Print what the records say exactly, and omit the pictures.

----

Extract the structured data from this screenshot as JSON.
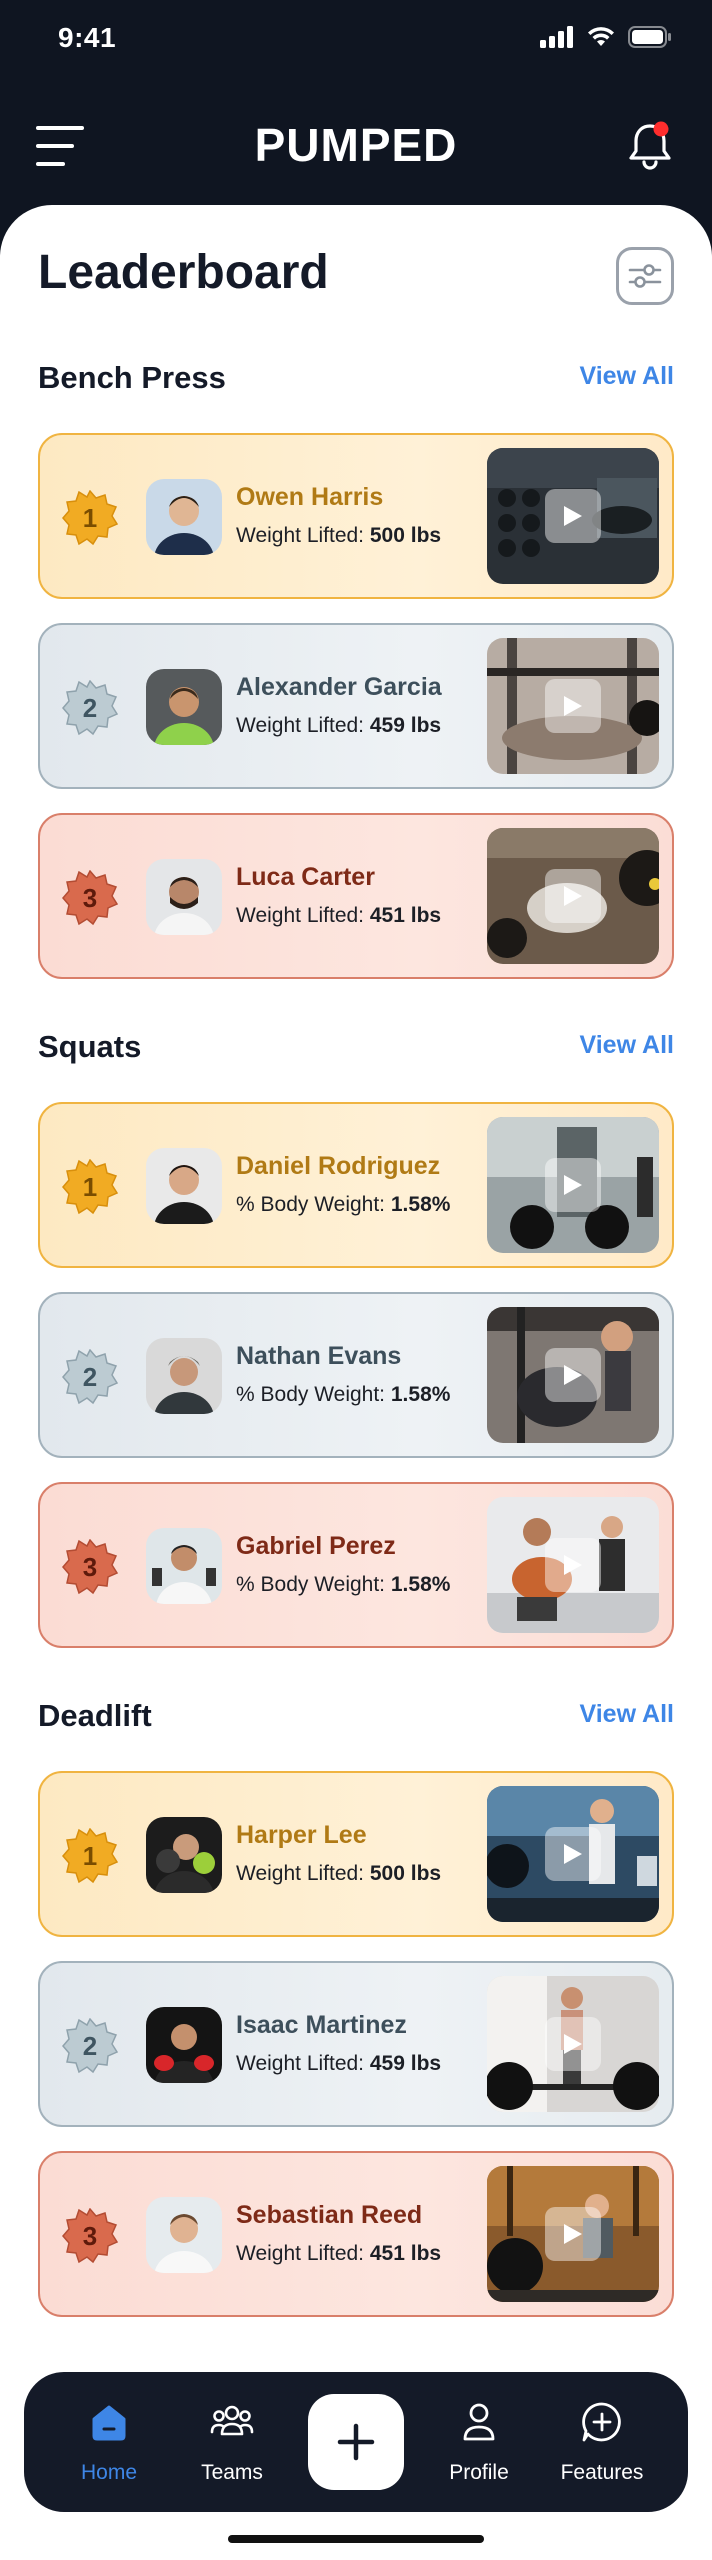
{
  "status_bar": {
    "time": "9:41"
  },
  "header": {
    "title": "PUMPED",
    "has_notification": true
  },
  "page": {
    "title": "Leaderboard"
  },
  "sections": [
    {
      "title": "Bench Press",
      "view_all": "View All",
      "entries": [
        {
          "rank": "1",
          "tier": "gold",
          "name": "Owen Harris",
          "stat_label": "Weight Lifted:",
          "stat_value": "500 lbs"
        },
        {
          "rank": "2",
          "tier": "silver",
          "name": "Alexander Garcia",
          "stat_label": "Weight Lifted:",
          "stat_value": "459 lbs"
        },
        {
          "rank": "3",
          "tier": "bronze",
          "name": "Luca Carter",
          "stat_label": "Weight Lifted:",
          "stat_value": "451 lbs"
        }
      ]
    },
    {
      "title": "Squats",
      "view_all": "View All",
      "entries": [
        {
          "rank": "1",
          "tier": "gold",
          "name": "Daniel Rodriguez",
          "stat_label": "% Body Weight:",
          "stat_value": "1.58%"
        },
        {
          "rank": "2",
          "tier": "silver",
          "name": "Nathan Evans",
          "stat_label": "% Body Weight:",
          "stat_value": "1.58%"
        },
        {
          "rank": "3",
          "tier": "bronze",
          "name": "Gabriel Perez",
          "stat_label": "% Body Weight:",
          "stat_value": "1.58%"
        }
      ]
    },
    {
      "title": "Deadlift",
      "view_all": "View All",
      "entries": [
        {
          "rank": "1",
          "tier": "gold",
          "name": "Harper Lee",
          "stat_label": "Weight Lifted:",
          "stat_value": "500 lbs"
        },
        {
          "rank": "2",
          "tier": "silver",
          "name": "Isaac Martinez",
          "stat_label": "Weight Lifted:",
          "stat_value": "459 lbs"
        },
        {
          "rank": "3",
          "tier": "bronze",
          "name": "Sebastian Reed",
          "stat_label": "Weight Lifted:",
          "stat_value": "451 lbs"
        }
      ]
    }
  ],
  "bottom_nav": {
    "items": [
      {
        "label": "Home",
        "icon": "home-icon",
        "active": true
      },
      {
        "label": "Teams",
        "icon": "teams-icon",
        "active": false
      },
      {
        "label": "Profile",
        "icon": "profile-icon",
        "active": false
      },
      {
        "label": "Features",
        "icon": "features-icon",
        "active": false
      }
    ],
    "add_icon": "plus-icon"
  },
  "colors": {
    "background_dark": "#0f1521",
    "accent_blue": "#3e86e6",
    "gold": "#f0b441",
    "silver": "#a3b2bc",
    "bronze": "#d97f6a",
    "notification_dot": "#ff2d2d"
  }
}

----

§ **ANSWER TO THIS PROBLEM**:
Extract the structured data from this screenshot as JSON.
{
  "status_bar": {
    "time": "9:41"
  },
  "header": {
    "title": "PUMPED",
    "has_notification": true
  },
  "page": {
    "title": "Leaderboard"
  },
  "sections": [
    {
      "title": "Bench Press",
      "view_all": "View All",
      "entries": [
        {
          "rank": "1",
          "tier": "gold",
          "name": "Owen Harris",
          "stat_label": "Weight Lifted:",
          "stat_value": "500 lbs"
        },
        {
          "rank": "2",
          "tier": "silver",
          "name": "Alexander Garcia",
          "stat_label": "Weight Lifted:",
          "stat_value": "459 lbs"
        },
        {
          "rank": "3",
          "tier": "bronze",
          "name": "Luca Carter",
          "stat_label": "Weight Lifted:",
          "stat_value": "451 lbs"
        }
      ]
    },
    {
      "title": "Squats",
      "view_all": "View All",
      "entries": [
        {
          "rank": "1",
          "tier": "gold",
          "name": "Daniel Rodriguez",
          "stat_label": "% Body Weight:",
          "stat_value": "1.58%"
        },
        {
          "rank": "2",
          "tier": "silver",
          "name": "Nathan Evans",
          "stat_label": "% Body Weight:",
          "stat_value": "1.58%"
        },
        {
          "rank": "3",
          "tier": "bronze",
          "name": "Gabriel Perez",
          "stat_label": "% Body Weight:",
          "stat_value": "1.58%"
        }
      ]
    },
    {
      "title": "Deadlift",
      "view_all": "View All",
      "entries": [
        {
          "rank": "1",
          "tier": "gold",
          "name": "Harper Lee",
          "stat_label": "Weight Lifted:",
          "stat_value": "500 lbs"
        },
        {
          "rank": "2",
          "tier": "silver",
          "name": "Isaac Martinez",
          "stat_label": "Weight Lifted:",
          "stat_value": "459 lbs"
        },
        {
          "rank": "3",
          "tier": "bronze",
          "name": "Sebastian Reed",
          "stat_label": "Weight Lifted:",
          "stat_value": "451 lbs"
        }
      ]
    }
  ],
  "bottom_nav": {
    "items": [
      {
        "label": "Home",
        "icon": "home-icon",
        "active": true
      },
      {
        "label": "Teams",
        "icon": "teams-icon",
        "active": false
      },
      {
        "label": "Profile",
        "icon": "profile-icon",
        "active": false
      },
      {
        "label": "Features",
        "icon": "features-icon",
        "active": false
      }
    ],
    "add_icon": "plus-icon"
  },
  "colors": {
    "background_dark": "#0f1521",
    "accent_blue": "#3e86e6",
    "gold": "#f0b441",
    "silver": "#a3b2bc",
    "bronze": "#d97f6a",
    "notification_dot": "#ff2d2d"
  }
}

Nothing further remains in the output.